The problem:
The answer is the complete listing below, written out again exactly.

Material to process:
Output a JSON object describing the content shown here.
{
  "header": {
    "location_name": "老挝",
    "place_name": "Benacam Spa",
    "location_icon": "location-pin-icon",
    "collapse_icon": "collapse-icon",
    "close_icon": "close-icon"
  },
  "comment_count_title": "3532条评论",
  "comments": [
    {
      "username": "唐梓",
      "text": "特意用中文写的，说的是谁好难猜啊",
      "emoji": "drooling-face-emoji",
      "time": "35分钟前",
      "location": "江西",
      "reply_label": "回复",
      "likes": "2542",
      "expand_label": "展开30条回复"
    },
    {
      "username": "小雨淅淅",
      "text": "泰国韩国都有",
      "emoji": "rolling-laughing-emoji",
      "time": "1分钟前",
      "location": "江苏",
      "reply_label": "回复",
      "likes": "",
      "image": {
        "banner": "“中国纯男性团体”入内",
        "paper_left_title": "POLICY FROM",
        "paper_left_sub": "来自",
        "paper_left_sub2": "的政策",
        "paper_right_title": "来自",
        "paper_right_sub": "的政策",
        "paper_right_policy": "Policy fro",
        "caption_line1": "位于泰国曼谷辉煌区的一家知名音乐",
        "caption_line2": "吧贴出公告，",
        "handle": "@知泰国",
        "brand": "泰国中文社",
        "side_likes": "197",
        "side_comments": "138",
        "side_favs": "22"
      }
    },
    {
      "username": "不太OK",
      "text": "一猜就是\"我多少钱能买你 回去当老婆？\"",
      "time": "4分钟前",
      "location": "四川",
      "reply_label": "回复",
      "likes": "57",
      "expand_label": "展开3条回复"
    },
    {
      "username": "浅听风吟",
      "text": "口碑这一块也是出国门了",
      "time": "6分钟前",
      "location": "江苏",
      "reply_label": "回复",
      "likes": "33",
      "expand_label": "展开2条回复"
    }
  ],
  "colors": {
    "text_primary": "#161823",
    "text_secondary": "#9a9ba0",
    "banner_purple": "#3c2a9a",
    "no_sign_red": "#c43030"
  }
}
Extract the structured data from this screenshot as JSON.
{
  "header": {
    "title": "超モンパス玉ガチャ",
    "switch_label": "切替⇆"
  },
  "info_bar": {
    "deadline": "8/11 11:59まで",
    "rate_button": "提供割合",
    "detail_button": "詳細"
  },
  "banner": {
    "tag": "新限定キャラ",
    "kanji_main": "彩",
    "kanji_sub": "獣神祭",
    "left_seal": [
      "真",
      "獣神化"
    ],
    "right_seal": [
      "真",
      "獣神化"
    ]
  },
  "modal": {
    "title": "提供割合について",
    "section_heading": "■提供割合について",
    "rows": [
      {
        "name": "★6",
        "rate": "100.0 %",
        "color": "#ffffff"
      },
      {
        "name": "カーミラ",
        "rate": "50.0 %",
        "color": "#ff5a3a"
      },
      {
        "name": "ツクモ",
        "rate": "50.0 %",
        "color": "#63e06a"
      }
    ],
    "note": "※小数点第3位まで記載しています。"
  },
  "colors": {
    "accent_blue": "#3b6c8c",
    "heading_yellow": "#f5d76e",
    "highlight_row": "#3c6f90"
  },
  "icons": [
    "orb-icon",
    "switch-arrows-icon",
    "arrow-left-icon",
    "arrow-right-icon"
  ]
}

Exercise response:
Output a JSON object describing the content shown here.
{
  "header": {
    "location_name": "老挝",
    "place_name": "Benacam Spa",
    "location_icon": "location-pin-icon",
    "collapse_icon": "collapse-icon",
    "close_icon": "close-icon"
  },
  "comment_count_title": "3532条评论",
  "comments": [
    {
      "username": "唐梓",
      "text": "特意用中文写的，说的是谁好难猜啊",
      "emoji": "drooling-face-emoji",
      "time": "35分钟前",
      "location": "江西",
      "reply_label": "回复",
      "likes": "2542",
      "expand_label": "展开30条回复"
    },
    {
      "username": "小雨淅淅",
      "text": "泰国韩国都有",
      "emoji": "rolling-laughing-emoji",
      "time": "1分钟前",
      "location": "江苏",
      "reply_label": "回复",
      "likes": "",
      "image": {
        "banner": "“中国纯男性团体”入内",
        "paper_left_title": "POLICY FROM",
        "paper_left_sub": "来自",
        "paper_left_sub2": "的政策",
        "paper_right_title": "来自",
        "paper_right_sub": "的政策",
        "paper_right_policy": "Policy fro",
        "caption_line1": "位于泰国曼谷辉煌区的一家知名音乐",
        "caption_line2": "吧贴出公告，",
        "handle": "@知泰国",
        "brand": "泰国中文社",
        "side_likes": "197",
        "side_comments": "138",
        "side_favs": "22"
      }
    },
    {
      "username": "不太OK",
      "text": "一猜就是\"我多少钱能买你 回去当老婆？\"",
      "time": "4分钟前",
      "location": "四川",
      "reply_label": "回复",
      "likes": "57",
      "expand_label": "展开3条回复"
    },
    {
      "username": "浅听风吟",
      "text": "口碑这一块也是出国门了",
      "time": "6分钟前",
      "location": "江苏",
      "reply_label": "回复",
      "likes": "33",
      "expand_label": "展开2条回复"
    }
  ],
  "colors": {
    "text_primary": "#161823",
    "text_secondary": "#9a9ba0",
    "banner_purple": "#3c2a9a",
    "no_sign_red": "#c43030"
  }
}
Extract the structured data from this screenshot as JSON.
{
  "header": {
    "title": "超モンパス玉ガチャ",
    "switch_label": "切替⇆"
  },
  "info_bar": {
    "deadline": "8/11 11:59まで",
    "rate_button": "提供割合",
    "detail_button": "詳細"
  },
  "banner": {
    "tag": "新限定キャラ",
    "kanji_main": "彩",
    "kanji_sub": "獣神祭",
    "left_seal": [
      "真",
      "獣神化"
    ],
    "right_seal": [
      "真",
      "獣神化"
    ]
  },
  "modal": {
    "title": "提供割合について",
    "section_heading": "■提供割合について",
    "rows": [
      {
        "name": "★6",
        "rate": "100.0 %",
        "color": "#ffffff"
      },
      {
        "name": "カーミラ",
        "rate": "50.0 %",
        "color": "#ff5a3a"
      },
      {
        "name": "ツクモ",
        "rate": "50.0 %",
        "color": "#63e06a"
      }
    ],
    "note": "※小数点第3位まで記載しています。"
  },
  "colors": {
    "accent_blue": "#3b6c8c",
    "heading_yellow": "#f5d76e",
    "highlight_row": "#3c6f90"
  },
  "icons": [
    "orb-icon",
    "switch-arrows-icon",
    "arrow-left-icon",
    "arrow-right-icon"
  ]
}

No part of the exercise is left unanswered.